Sugar-Free vs. No Sugar Added: Which is Better?

Sugar-Free vs. No Sugar Added: Which is Better?

You’ve likely heard about the debate on sugar and how much sugar is too much. It’s estimated that two-thirds of global consumers worry about their sugar intake. Nearly everything you eat contains some level of sugar, and sugar provides fuel for your body and other potential health benefits. In many cases, it tends to taste better than sugar-free products, too. 

So, what’s the difference between sugar-free and no sugar added? Is one better for you than the other? In this guide, you’ll learn about the differences between sugar-free vs. no sugar added to help you make informed decisions on your diet when choosing between these products. 

Sugar-Free vs. No Sugar Added: What’s the Difference? 

The first step in deciding between no sugar added vs. sugar-free is understanding the difference between the two. It’s a common misconception that sugar-free and no sugar added mean the same thing, but that’s not the case. According to the American Heart Association, key differences between these products are: 

  • Sugar-Free: Sugar-free products contain less than 0.5 grams of natural or added sugars. 
  • No Sugar Added: No sugar added products contain naturally occurring sugar but do not have any added sugars during packaging or processing of the product.

Additionally, some products are labeled as reduced sugar, which means they contain at least 25 percent less sugar than their regular version counterparts.

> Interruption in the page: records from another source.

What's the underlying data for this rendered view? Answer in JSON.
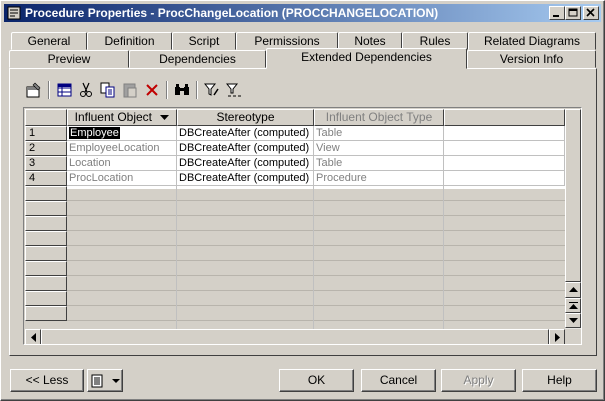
{
  "window": {
    "title": "Procedure Properties - ProcChangeLocation (PROCCHANGELOCATION)"
  },
  "tabs": {
    "row1": [
      {
        "label": "General"
      },
      {
        "label": "Definition"
      },
      {
        "label": "Script"
      },
      {
        "label": "Permissions"
      },
      {
        "label": "Notes"
      },
      {
        "label": "Rules"
      },
      {
        "label": "Related Diagrams"
      }
    ],
    "row2": [
      {
        "label": "Preview"
      },
      {
        "label": "Dependencies"
      },
      {
        "label": "Extended Dependencies"
      },
      {
        "label": "Version Info"
      }
    ],
    "active": "Extended Dependencies"
  },
  "toolbar": {
    "icons": [
      "properties-icon",
      "add-rows-icon",
      "cut-icon",
      "copy-icon",
      "paste-icon",
      "delete-icon",
      "find-icon",
      "filter-icon",
      "filter-clear-icon"
    ]
  },
  "grid": {
    "columns": [
      "Influent Object",
      "Stereotype",
      "Influent Object Type"
    ],
    "rows": [
      {
        "num": "1",
        "object": "Employee",
        "stereotype": "DBCreateAfter (computed)",
        "type": "Table"
      },
      {
        "num": "2",
        "object": "EmployeeLocation",
        "stereotype": "DBCreateAfter (computed)",
        "type": "View"
      },
      {
        "num": "3",
        "object": "Location",
        "stereotype": "DBCreateAfter (computed)",
        "type": "Table"
      },
      {
        "num": "4",
        "object": "ProcLocation",
        "stereotype": "DBCreateAfter (computed)",
        "type": "Procedure"
      }
    ]
  },
  "buttons": {
    "less": "<< Less",
    "ok": "OK",
    "cancel": "Cancel",
    "apply": "Apply",
    "help": "Help"
  }
}
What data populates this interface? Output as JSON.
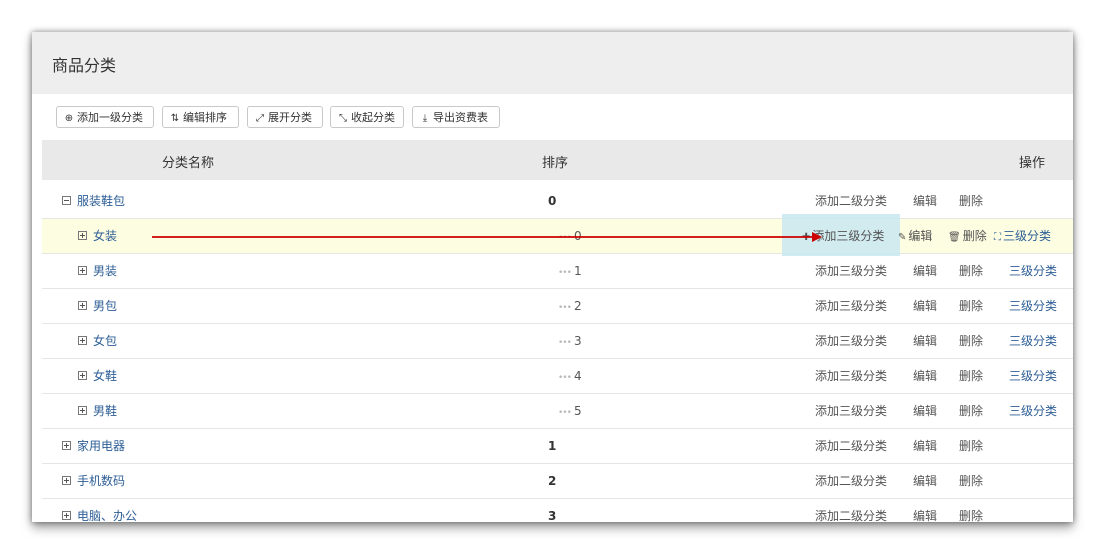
{
  "panel": {
    "title": "商品分类"
  },
  "toolbar": {
    "buttons": [
      {
        "icon": "add-circle-icon",
        "glyph": "⊕",
        "label": "添加一级分类"
      },
      {
        "icon": "sort-icon",
        "glyph": "⇅",
        "label": "编辑排序"
      },
      {
        "icon": "expand-icon",
        "glyph": "⤢",
        "label": "展开分类"
      },
      {
        "icon": "collapse-icon",
        "glyph": "⤡",
        "label": "收起分类"
      },
      {
        "icon": "download-icon",
        "glyph": "⤓",
        "label": "导出资费表"
      }
    ]
  },
  "table": {
    "headers": {
      "name": "分类名称",
      "sort": "排序",
      "ops": "操作"
    },
    "rows": [
      {
        "name": "服装鞋包",
        "sort": "0",
        "level": 1,
        "expanded": true,
        "ops": [
          "添加二级分类",
          "编辑",
          "删除"
        ]
      },
      {
        "name": "女装",
        "sort": "0",
        "level": 2,
        "highlight": true,
        "ops": [
          "添加三级分类",
          "编辑",
          "删除",
          "三级分类"
        ]
      },
      {
        "name": "男装",
        "sort": "1",
        "level": 2,
        "ops": [
          "添加三级分类",
          "编辑",
          "删除",
          "三级分类"
        ]
      },
      {
        "name": "男包",
        "sort": "2",
        "level": 2,
        "ops": [
          "添加三级分类",
          "编辑",
          "删除",
          "三级分类"
        ]
      },
      {
        "name": "女包",
        "sort": "3",
        "level": 2,
        "ops": [
          "添加三级分类",
          "编辑",
          "删除",
          "三级分类"
        ]
      },
      {
        "name": "女鞋",
        "sort": "4",
        "level": 2,
        "ops": [
          "添加三级分类",
          "编辑",
          "删除",
          "三级分类"
        ]
      },
      {
        "name": "男鞋",
        "sort": "5",
        "level": 2,
        "ops": [
          "添加三级分类",
          "编辑",
          "删除",
          "三级分类"
        ]
      },
      {
        "name": "家用电器",
        "sort": "1",
        "level": 1,
        "ops": [
          "添加二级分类",
          "编辑",
          "删除"
        ]
      },
      {
        "name": "手机数码",
        "sort": "2",
        "level": 1,
        "ops": [
          "添加二级分类",
          "编辑",
          "删除"
        ]
      },
      {
        "name": "电脑、办公",
        "sort": "3",
        "level": 1,
        "ops": [
          "添加二级分类",
          "编辑",
          "删除"
        ]
      }
    ]
  },
  "colors": {
    "link": "#2d5e96",
    "highlight_row": "#fdfde1",
    "annotation_arrow": "#cc0000"
  }
}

However, if the standard version of a product is high in sugar, the reduced sugar product may still contain excessive amounts of sugar. 

Sugar isn’t necessarily a bad thing, either. One form of sugar is glucose, an essential energy source for cells within your body. According to the Harvard Medical School, glucose is closely linked to brain functions like learning, memory, and thinking. Certain types of sugar, like sugarcane, may even provide health benefits such as disease prevention, better kidney function, and reduced morning sickness. 

There are many reasons that sugar is used in food. First, sugar occurs naturally in many types of foods. Additionally, sugar is often added to processed foods because it generally makes food taste better, adds texture to food, and can help preserve foods longer. 

Other Sugar Content Claims 

While there may be some benefits to consuming sugar, too much of anything can be a bad thing. According to the Centers for Disease Control and Prevention, Americans consume too much sugar, which can increase the risk of weight gain and several chronic health problems. The average consumption of added sugar is about 17 teaspoons in adults. That’s exceedingly high, as the American Heart Association recommends that men consume no more than nine teaspoons and women consume no more than six teaspoons of sugar each day. What’s more, it can be challenging to step away from foods high in sugar, as some consumers may be addicted to sugar

You can reduce the amount of sugar you’re consuming by taking steps like: 

  • Choosing foods that include less and natural sugars, such as fruit over cookies or pastries
  • Being mindful of condiments that are high in sugar, such as barbecue sauce and ketchup 
  • Reading food labels before making a purchase and avoiding foods that are high in sugar
  • Choosing no sugar added or sugar free products 
  • Avoid sugar-sweetened beverages and drink more water 
  • Cut back on the amount of sugar you use when cooking or baking 

How to Choose Between Sugar-Free and No Sugar Added 

While it’s a generally understood that Americans should consume less sugar, choosing between sugar free vs. no sugar added comes down to personal choice. Sugar-free products, like Seattle Gummy Mocca Shots Sugar-Free, contain less sugar, but no sugar added products still have less sugar than their standard counterparts. 

Some factors that may influence your decision include: 

  • Current Health Conditions: Some illnesses are sensitive to sugar intake. Suppose you currently have one of these conditions or are at risk of developing one. In that case, it’s essential to consider that when choosing between no sugar added vs. sugar-free. 
  • The Importance of Taste and Texture: How important is taste and texture to you? If it is important, you may prefer the taste of no sugar added products over sugar-free. 
  • Your Diet: Some diets focus on limiting sugars. In this case, you may prefer sugar-free over no sugar added products. 

The Bottom Line

When choosing between no sugar added vs. sugar-free, it’s essential to understand what these product labels mean. While sugar isn’t inherently bad for you, excess sugar can be detrimental to your health and may factor into the development or worsening of certain health conditions. Unfortunately, many Americans are consuming too much sugar each day, but sugar-free and no sugar added products can help you reduce how much sugar you’re consuming. Additionally, making healthier diet decisions can help reduce sugar intake and help you to live a healthier, happier life.